#### EXERCISE:
For each line below that holds "Give", return the line as it stands.

#### DATA FOR THIS TASK:
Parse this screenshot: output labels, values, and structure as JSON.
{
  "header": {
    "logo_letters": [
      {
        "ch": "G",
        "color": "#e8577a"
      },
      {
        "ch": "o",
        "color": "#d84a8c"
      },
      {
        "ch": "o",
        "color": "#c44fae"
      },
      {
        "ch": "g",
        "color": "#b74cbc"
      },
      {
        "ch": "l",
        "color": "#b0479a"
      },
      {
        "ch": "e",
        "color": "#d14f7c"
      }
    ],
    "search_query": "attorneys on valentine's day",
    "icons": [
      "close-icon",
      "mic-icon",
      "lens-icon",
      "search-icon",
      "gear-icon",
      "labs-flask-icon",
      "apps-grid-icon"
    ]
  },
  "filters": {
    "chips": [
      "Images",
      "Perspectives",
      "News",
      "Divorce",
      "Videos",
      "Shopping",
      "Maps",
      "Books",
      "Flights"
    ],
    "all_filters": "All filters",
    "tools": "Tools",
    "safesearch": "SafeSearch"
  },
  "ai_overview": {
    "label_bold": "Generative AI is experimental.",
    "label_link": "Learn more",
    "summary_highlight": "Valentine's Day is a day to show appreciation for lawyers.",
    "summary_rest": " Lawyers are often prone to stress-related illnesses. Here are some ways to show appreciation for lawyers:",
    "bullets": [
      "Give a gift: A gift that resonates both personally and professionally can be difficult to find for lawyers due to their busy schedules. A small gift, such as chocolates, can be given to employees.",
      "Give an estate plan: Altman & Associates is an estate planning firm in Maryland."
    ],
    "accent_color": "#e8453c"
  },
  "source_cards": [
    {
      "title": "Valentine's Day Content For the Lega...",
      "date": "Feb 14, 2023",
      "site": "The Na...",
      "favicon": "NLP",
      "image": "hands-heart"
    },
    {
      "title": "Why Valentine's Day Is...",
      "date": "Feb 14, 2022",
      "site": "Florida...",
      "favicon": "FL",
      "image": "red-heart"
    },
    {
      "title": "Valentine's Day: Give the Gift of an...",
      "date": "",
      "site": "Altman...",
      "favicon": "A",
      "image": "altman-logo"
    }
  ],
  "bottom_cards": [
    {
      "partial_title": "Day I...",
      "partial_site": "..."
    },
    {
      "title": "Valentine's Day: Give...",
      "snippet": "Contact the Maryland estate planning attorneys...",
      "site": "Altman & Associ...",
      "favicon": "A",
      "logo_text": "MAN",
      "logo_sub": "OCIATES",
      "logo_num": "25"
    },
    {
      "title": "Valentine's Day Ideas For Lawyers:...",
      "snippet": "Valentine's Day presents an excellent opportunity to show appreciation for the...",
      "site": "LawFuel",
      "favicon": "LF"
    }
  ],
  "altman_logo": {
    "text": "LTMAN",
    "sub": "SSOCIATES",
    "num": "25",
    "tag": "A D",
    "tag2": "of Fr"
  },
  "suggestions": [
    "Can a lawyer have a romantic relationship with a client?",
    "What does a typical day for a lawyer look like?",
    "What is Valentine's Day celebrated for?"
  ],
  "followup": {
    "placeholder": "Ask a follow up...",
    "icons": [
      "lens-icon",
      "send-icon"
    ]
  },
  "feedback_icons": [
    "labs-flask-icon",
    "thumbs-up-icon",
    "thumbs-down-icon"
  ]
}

#### EXERCISE OUTPUT:
      "Give a gift: A gift that resonates both personally and professionally can be difficult to find for lawyers due to their busy schedules. A small gift, such as chocolates, can be given to employees.",
      "Give an estate plan: Altman & Associates is an estate planning firm in Maryland."
      "title": "Valentine's Day: Give the Gift of an...",
      "title": "Valentine's Day: Give...",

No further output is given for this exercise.